**Data records for software interfaces**
####################

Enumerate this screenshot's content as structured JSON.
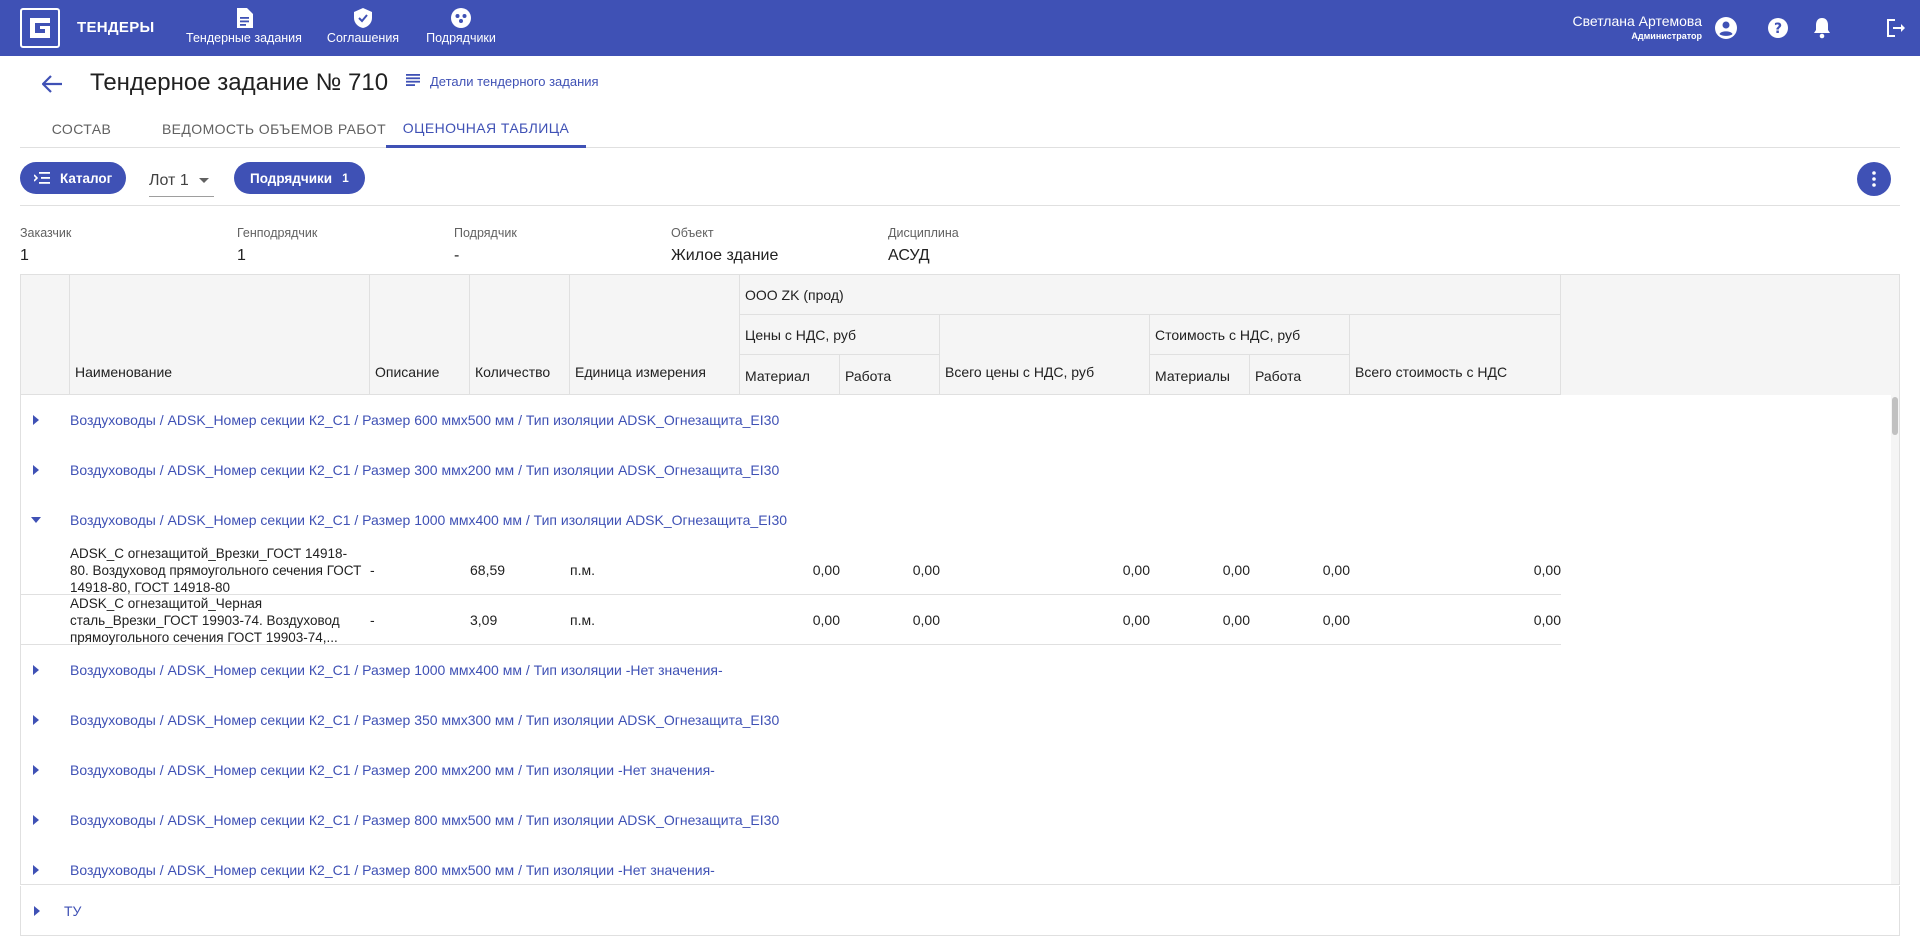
{
  "app": {
    "brand": "ТЕНДЕРЫ",
    "nav": [
      {
        "label": "Тендерные задания",
        "icon": "document-icon"
      },
      {
        "label": "Соглашения",
        "icon": "shield-check-icon"
      },
      {
        "label": "Подрядчики",
        "icon": "team-icon"
      }
    ],
    "user": {
      "name": "Светлана Артемова",
      "role": "Администратор"
    },
    "colors": {
      "primary": "#3f51b5",
      "text": "#212121",
      "muted": "#616161",
      "header_bg": "#f5f5f5",
      "border": "#e0e0e0"
    }
  },
  "header": {
    "title": "Тендерное задание № 710",
    "details_link": "Детали тендерного задания"
  },
  "tabs": [
    {
      "label": "СОСТАВ",
      "active": false
    },
    {
      "label": "ВЕДОМОСТЬ ОБЪЕМОВ РАБОТ",
      "active": false
    },
    {
      "label": "ОЦЕНОЧНАЯ ТАБЛИЦА",
      "active": true
    }
  ],
  "toolbar": {
    "catalog_label": "Каталог",
    "lot_value": "Лот 1",
    "contractors_label": "Подрядчики",
    "contractors_count": "1"
  },
  "info": [
    {
      "label": "Заказчик",
      "value": "1"
    },
    {
      "label": "Генподрядчик",
      "value": "1"
    },
    {
      "label": "Подрядчик",
      "value": "-"
    },
    {
      "label": "Объект",
      "value": "Жилое здание"
    },
    {
      "label": "Дисциплина",
      "value": "АСУД"
    }
  ],
  "table": {
    "headers": {
      "name": "Наименование",
      "description": "Описание",
      "quantity": "Количество",
      "unit": "Единица измерения",
      "contractor": "ООО ZK (прод)",
      "prices_vat": "Цены с НДС, руб",
      "material": "Материал",
      "work": "Работа",
      "total_prices_vat": "Всего цены с НДС, руб",
      "cost_vat": "Стоимость с НДС, руб",
      "materials": "Материалы",
      "work2": "Работа",
      "total_cost_vat": "Всего стоимость с НДС"
    },
    "groups": [
      {
        "label": "Воздуховоды / ADSK_Номер секции К2_С1 / Размер 600 ммx500 мм / Тип изоляции ADSK_Огнезащита_EI30",
        "expanded": false
      },
      {
        "label": "Воздуховоды / ADSK_Номер секции К2_С1 / Размер 300 ммx200 мм / Тип изоляции ADSK_Огнезащита_EI30",
        "expanded": false
      },
      {
        "label": "Воздуховоды / ADSK_Номер секции К2_С1 / Размер 1000 ммx400 мм / Тип изоляции ADSK_Огнезащита_EI30",
        "expanded": true
      },
      {
        "label": "Воздуховоды / ADSK_Номер секции К2_С1 / Размер 1000 ммx400 мм / Тип изоляции -Нет значения-",
        "expanded": false
      },
      {
        "label": "Воздуховоды / ADSK_Номер секции К2_С1 / Размер 350 ммx300 мм / Тип изоляции ADSK_Огнезащита_EI30",
        "expanded": false
      },
      {
        "label": "Воздуховоды / ADSK_Номер секции К2_С1 / Размер 200 ммx200 мм / Тип изоляции -Нет значения-",
        "expanded": false
      },
      {
        "label": "Воздуховоды / ADSK_Номер секции К2_С1 / Размер 800 ммx500 мм / Тип изоляции ADSK_Огнезащита_EI30",
        "expanded": false
      },
      {
        "label": "Воздуховоды / ADSK_Номер секции К2_С1 / Размер 800 ммx500 мм / Тип изоляции -Нет значения-",
        "expanded": false
      }
    ],
    "items": [
      {
        "name": "ADSK_С огнезащитой_Врезки_ГОСТ 14918-80. Воздуховод прямоугольного сечения ГОСТ 14918-80, ГОСТ 14918-80",
        "description": "-",
        "quantity": "68,59",
        "unit": "п.м.",
        "material": "0,00",
        "work": "0,00",
        "total_prices": "0,00",
        "materials": "0,00",
        "work2": "0,00",
        "total_cost": "0,00"
      },
      {
        "name": "ADSK_С огнезащитой_Черная сталь_Врезки_ГОСТ 19903-74. Воздуховод прямоугольного сечения ГОСТ 19903-74,...",
        "description": "-",
        "quantity": "3,09",
        "unit": "п.м.",
        "material": "0,00",
        "work": "0,00",
        "total_prices": "0,00",
        "materials": "0,00",
        "work2": "0,00",
        "total_cost": "0,00"
      }
    ],
    "footer_group": "ТУ"
  }
}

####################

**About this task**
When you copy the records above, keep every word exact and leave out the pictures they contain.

**Problem solution**
Enumerate this screenshot's content as structured JSON.
{
  "app": {
    "brand": "ТЕНДЕРЫ",
    "nav": [
      {
        "label": "Тендерные задания",
        "icon": "document-icon"
      },
      {
        "label": "Соглашения",
        "icon": "shield-check-icon"
      },
      {
        "label": "Подрядчики",
        "icon": "team-icon"
      }
    ],
    "user": {
      "name": "Светлана Артемова",
      "role": "Администратор"
    },
    "colors": {
      "primary": "#3f51b5",
      "text": "#212121",
      "muted": "#616161",
      "header_bg": "#f5f5f5",
      "border": "#e0e0e0"
    }
  },
  "header": {
    "title": "Тендерное задание № 710",
    "details_link": "Детали тендерного задания"
  },
  "tabs": [
    {
      "label": "СОСТАВ",
      "active": false
    },
    {
      "label": "ВЕДОМОСТЬ ОБЪЕМОВ РАБОТ",
      "active": false
    },
    {
      "label": "ОЦЕНОЧНАЯ ТАБЛИЦА",
      "active": true
    }
  ],
  "toolbar": {
    "catalog_label": "Каталог",
    "lot_value": "Лот 1",
    "contractors_label": "Подрядчики",
    "contractors_count": "1"
  },
  "info": [
    {
      "label": "Заказчик",
      "value": "1"
    },
    {
      "label": "Генподрядчик",
      "value": "1"
    },
    {
      "label": "Подрядчик",
      "value": "-"
    },
    {
      "label": "Объект",
      "value": "Жилое здание"
    },
    {
      "label": "Дисциплина",
      "value": "АСУД"
    }
  ],
  "table": {
    "headers": {
      "name": "Наименование",
      "description": "Описание",
      "quantity": "Количество",
      "unit": "Единица измерения",
      "contractor": "ООО ZK (прод)",
      "prices_vat": "Цены с НДС, руб",
      "material": "Материал",
      "work": "Работа",
      "total_prices_vat": "Всего цены с НДС, руб",
      "cost_vat": "Стоимость с НДС, руб",
      "materials": "Материалы",
      "work2": "Работа",
      "total_cost_vat": "Всего стоимость с НДС"
    },
    "groups": [
      {
        "label": "Воздуховоды / ADSK_Номер секции К2_С1 / Размер 600 ммx500 мм / Тип изоляции ADSK_Огнезащита_EI30",
        "expanded": false
      },
      {
        "label": "Воздуховоды / ADSK_Номер секции К2_С1 / Размер 300 ммx200 мм / Тип изоляции ADSK_Огнезащита_EI30",
        "expanded": false
      },
      {
        "label": "Воздуховоды / ADSK_Номер секции К2_С1 / Размер 1000 ммx400 мм / Тип изоляции ADSK_Огнезащита_EI30",
        "expanded": true
      },
      {
        "label": "Воздуховоды / ADSK_Номер секции К2_С1 / Размер 1000 ммx400 мм / Тип изоляции -Нет значения-",
        "expanded": false
      },
      {
        "label": "Воздуховоды / ADSK_Номер секции К2_С1 / Размер 350 ммx300 мм / Тип изоляции ADSK_Огнезащита_EI30",
        "expanded": false
      },
      {
        "label": "Воздуховоды / ADSK_Номер секции К2_С1 / Размер 200 ммx200 мм / Тип изоляции -Нет значения-",
        "expanded": false
      },
      {
        "label": "Воздуховоды / ADSK_Номер секции К2_С1 / Размер 800 ммx500 мм / Тип изоляции ADSK_Огнезащита_EI30",
        "expanded": false
      },
      {
        "label": "Воздуховоды / ADSK_Номер секции К2_С1 / Размер 800 ммx500 мм / Тип изоляции -Нет значения-",
        "expanded": false
      }
    ],
    "items": [
      {
        "name": "ADSK_С огнезащитой_Врезки_ГОСТ 14918-80. Воздуховод прямоугольного сечения ГОСТ 14918-80, ГОСТ 14918-80",
        "description": "-",
        "quantity": "68,59",
        "unit": "п.м.",
        "material": "0,00",
        "work": "0,00",
        "total_prices": "0,00",
        "materials": "0,00",
        "work2": "0,00",
        "total_cost": "0,00"
      },
      {
        "name": "ADSK_С огнезащитой_Черная сталь_Врезки_ГОСТ 19903-74. Воздуховод прямоугольного сечения ГОСТ 19903-74,...",
        "description": "-",
        "quantity": "3,09",
        "unit": "п.м.",
        "material": "0,00",
        "work": "0,00",
        "total_prices": "0,00",
        "materials": "0,00",
        "work2": "0,00",
        "total_cost": "0,00"
      }
    ],
    "footer_group": "ТУ"
  }
}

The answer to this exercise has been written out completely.